Intuitively you know that stress and sleep are closely linked yet your inability to combine these two areas of knowledge can prevent you from taking either of them seriously. In this article I am going to take you through how they impact each other so you understand the risk of not dealing with either.
Stress is a biological and emotional reaction that you experience as you move out of your comfort zone and into the threat zone, irrespective of the situation. It occurs when you perceive that what is being asked of you is beyond your capability and highly likely to have an unfavourable outcome. While you are holding this emotional perception, your body is responding to it biologically. It is sending a message to your adrenal glands to produce cortisol so you can fight, flight, freeze or fawn at the appropriate time, to deal with the threat.
Adrenal glands can’t store cortisol and so when you perceive the threat has passed,...
Work-related stress occurs when the perceived demands of your work exceed your belief that you are able and capable to meet them. It can be easy to under-estimate the impact of your daily work stress however beware as work-related stress is the second most common compensated illness/injury in Australia, after musculoskeletal disorders. You are experiencing stress when you feel frustrated, angry, nervous, or anxious.
Stress is a physical, mental, or emotional factor that causes bodily or mental tension. Stressors can be external (from the environment, psychological, or social situations) or internal (illness, or from a medical procedure). Stress can initiate the ‘fight, flight, fawn or freeze' response leading to a change in metabolic and cardiac processes. Continuous stress without relief can result in a condition called distress—a negative stress reaction that can lead to physical symptoms such as headaches, loss of...
Do you often find yourself saying ‘It’s not that bad, it could be worse’, or you might even catch yourself saying to a friend, “I don’t like my job but at least I have one!” These are both examples of toxic positivity.
Toxic positivity is defined as the act of rejecting or denying stress, negativity, or other negative experiences that exist (Sokal, Trudel, & Babb, 2020). It comes in two different forms;
Toxic positivity you can receive from someone or give to someone, and
Toxic positivity you can inflict on yourself.

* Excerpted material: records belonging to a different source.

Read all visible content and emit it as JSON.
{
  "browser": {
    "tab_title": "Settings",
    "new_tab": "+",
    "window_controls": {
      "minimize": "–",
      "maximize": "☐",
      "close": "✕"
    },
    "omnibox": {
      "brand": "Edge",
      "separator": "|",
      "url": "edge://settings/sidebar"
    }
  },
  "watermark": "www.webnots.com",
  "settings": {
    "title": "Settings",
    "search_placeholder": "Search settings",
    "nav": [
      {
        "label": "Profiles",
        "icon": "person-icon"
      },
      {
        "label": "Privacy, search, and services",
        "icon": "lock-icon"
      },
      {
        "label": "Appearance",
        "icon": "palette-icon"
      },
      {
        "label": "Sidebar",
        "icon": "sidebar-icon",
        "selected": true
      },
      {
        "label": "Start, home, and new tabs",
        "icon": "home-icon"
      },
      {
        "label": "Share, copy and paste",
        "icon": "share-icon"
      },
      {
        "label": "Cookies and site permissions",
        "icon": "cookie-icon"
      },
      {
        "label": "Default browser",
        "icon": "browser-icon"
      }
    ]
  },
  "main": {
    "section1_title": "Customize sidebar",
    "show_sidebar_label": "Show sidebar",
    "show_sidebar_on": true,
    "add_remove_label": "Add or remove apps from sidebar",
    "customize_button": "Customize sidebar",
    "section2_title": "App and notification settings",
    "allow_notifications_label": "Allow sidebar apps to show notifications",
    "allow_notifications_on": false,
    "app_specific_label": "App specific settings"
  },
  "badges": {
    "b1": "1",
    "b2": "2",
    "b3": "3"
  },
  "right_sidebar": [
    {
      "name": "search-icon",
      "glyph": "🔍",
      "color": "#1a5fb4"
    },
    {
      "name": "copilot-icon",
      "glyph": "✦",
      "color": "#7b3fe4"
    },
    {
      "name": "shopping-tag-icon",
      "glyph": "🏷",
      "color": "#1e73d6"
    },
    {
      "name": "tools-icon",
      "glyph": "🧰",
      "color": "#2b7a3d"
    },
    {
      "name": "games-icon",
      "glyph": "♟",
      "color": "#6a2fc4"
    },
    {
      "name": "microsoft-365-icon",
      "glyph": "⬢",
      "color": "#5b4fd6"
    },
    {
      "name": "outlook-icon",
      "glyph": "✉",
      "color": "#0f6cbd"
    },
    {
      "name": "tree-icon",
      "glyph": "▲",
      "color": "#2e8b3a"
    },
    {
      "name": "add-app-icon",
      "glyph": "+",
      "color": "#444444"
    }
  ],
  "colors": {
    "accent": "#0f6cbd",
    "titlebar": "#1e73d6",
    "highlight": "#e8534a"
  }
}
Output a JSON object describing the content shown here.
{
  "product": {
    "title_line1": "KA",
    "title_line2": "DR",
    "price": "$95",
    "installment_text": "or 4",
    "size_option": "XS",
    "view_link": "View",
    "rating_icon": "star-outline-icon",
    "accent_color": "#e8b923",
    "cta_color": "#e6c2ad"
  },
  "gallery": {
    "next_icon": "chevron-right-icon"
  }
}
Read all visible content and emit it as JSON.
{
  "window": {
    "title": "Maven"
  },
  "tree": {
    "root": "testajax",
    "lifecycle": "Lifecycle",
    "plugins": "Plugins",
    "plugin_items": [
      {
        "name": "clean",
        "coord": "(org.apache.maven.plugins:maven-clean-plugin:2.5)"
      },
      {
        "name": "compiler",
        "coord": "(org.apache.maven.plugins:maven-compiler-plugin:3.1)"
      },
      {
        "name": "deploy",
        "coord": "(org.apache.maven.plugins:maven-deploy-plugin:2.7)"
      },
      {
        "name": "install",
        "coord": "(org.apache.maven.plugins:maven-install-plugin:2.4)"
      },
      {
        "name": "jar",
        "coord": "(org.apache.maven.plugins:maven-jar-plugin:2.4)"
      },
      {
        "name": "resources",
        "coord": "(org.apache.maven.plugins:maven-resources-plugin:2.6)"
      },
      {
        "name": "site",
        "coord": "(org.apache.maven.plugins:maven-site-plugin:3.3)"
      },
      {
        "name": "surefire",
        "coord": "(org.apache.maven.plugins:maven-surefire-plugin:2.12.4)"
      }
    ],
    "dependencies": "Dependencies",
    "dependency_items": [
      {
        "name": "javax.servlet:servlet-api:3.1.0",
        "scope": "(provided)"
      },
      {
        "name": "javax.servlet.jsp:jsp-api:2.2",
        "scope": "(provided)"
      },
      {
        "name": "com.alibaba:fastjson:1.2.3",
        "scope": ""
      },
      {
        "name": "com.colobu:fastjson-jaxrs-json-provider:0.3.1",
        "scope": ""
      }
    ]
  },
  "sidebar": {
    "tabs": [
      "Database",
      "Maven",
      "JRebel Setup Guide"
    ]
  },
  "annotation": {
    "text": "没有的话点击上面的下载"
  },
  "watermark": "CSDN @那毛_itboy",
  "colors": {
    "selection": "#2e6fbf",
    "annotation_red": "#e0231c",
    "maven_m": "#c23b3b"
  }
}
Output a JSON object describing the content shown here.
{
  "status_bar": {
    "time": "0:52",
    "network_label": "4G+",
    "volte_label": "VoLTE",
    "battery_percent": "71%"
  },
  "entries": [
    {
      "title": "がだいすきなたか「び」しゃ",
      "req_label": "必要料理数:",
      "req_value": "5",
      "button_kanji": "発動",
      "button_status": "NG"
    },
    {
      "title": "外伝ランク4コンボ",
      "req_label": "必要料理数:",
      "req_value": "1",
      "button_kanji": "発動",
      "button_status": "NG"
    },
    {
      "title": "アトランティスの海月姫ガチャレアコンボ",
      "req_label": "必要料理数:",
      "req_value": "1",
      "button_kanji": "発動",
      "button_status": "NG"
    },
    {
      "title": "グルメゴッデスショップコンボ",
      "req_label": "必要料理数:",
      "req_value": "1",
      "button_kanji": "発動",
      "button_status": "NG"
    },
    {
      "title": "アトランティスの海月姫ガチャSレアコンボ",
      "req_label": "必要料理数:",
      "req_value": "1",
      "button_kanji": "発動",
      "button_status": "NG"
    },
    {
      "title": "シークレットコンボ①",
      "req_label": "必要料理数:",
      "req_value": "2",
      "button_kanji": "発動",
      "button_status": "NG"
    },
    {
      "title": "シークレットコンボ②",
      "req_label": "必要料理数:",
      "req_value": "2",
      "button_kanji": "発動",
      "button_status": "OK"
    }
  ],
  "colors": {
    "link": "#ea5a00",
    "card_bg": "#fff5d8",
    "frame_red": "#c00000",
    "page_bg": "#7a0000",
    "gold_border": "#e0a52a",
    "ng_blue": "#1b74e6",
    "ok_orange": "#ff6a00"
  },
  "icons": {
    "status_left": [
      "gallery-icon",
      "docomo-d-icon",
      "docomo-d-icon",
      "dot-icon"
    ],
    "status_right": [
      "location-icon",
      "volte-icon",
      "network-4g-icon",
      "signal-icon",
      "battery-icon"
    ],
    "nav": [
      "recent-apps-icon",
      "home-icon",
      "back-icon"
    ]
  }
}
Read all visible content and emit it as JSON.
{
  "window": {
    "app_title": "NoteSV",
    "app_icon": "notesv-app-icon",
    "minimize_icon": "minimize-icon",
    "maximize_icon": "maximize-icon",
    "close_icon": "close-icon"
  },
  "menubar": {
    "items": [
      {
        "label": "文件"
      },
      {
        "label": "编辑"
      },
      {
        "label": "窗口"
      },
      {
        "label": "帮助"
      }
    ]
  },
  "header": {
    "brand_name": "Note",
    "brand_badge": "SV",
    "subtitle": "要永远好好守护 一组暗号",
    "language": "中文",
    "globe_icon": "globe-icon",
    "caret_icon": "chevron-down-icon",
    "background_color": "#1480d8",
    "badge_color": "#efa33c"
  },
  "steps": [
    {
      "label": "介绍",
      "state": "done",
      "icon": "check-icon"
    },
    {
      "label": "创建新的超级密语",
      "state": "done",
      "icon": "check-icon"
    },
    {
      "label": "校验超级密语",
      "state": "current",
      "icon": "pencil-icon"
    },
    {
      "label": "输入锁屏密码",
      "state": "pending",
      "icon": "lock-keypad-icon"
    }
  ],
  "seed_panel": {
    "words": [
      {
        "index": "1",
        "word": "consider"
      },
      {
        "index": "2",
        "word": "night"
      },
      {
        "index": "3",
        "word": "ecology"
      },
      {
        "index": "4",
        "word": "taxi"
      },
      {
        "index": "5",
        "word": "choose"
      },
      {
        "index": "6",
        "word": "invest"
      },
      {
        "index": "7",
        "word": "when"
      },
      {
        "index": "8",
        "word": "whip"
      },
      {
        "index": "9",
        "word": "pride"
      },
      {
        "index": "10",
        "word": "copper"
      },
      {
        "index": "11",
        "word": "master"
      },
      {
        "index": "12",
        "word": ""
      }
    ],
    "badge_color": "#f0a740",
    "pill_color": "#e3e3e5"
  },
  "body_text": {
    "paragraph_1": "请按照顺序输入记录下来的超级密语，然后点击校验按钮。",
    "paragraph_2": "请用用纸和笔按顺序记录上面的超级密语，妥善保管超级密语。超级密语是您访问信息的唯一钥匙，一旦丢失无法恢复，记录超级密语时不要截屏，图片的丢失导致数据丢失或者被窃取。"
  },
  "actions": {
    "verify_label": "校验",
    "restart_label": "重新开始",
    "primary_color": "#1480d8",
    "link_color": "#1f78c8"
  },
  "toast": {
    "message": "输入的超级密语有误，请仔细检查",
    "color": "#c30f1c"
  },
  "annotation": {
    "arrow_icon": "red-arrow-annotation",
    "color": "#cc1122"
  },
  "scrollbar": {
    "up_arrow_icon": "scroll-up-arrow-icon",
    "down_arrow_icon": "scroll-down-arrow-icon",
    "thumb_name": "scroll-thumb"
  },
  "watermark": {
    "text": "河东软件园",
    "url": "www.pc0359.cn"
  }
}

Essentially, toxic positivity is glossing over the ‘hard stuff’ which can impact your self-esteem and erode your confidence. It has been shown people with high levels of toxic positivity are less successful, perceived to be more selfish and naïve.
It can sometimes be difficult to distinguish between sincere...
The holiday season is always a time of great excitement, thankfulness, and (hopefully) relaxation, but there are also a variety of reasons why the most wonderful time of the year may leave some feeling stressed out.
During the holidays, it’s important to monitor your stress levels and ensure that you’re having an enjoyable and restful time with your friends and family – not leaving yourself feeling frazzled! One in four (1:4) people report being stressed about the Christmas holidays and one in six (1:6) report this time of year as stressful as divorce, moving house and changing jobs.
To prepare yourself for the holidays, it’s important to familiarise yourself with the top 6 holiday stressors.
1 - Entertaining guests
2 - Living up to the hype
3 – Spending money
4 – Dealing with unpleasant family members
5 – Mental Health
6 – Physical Health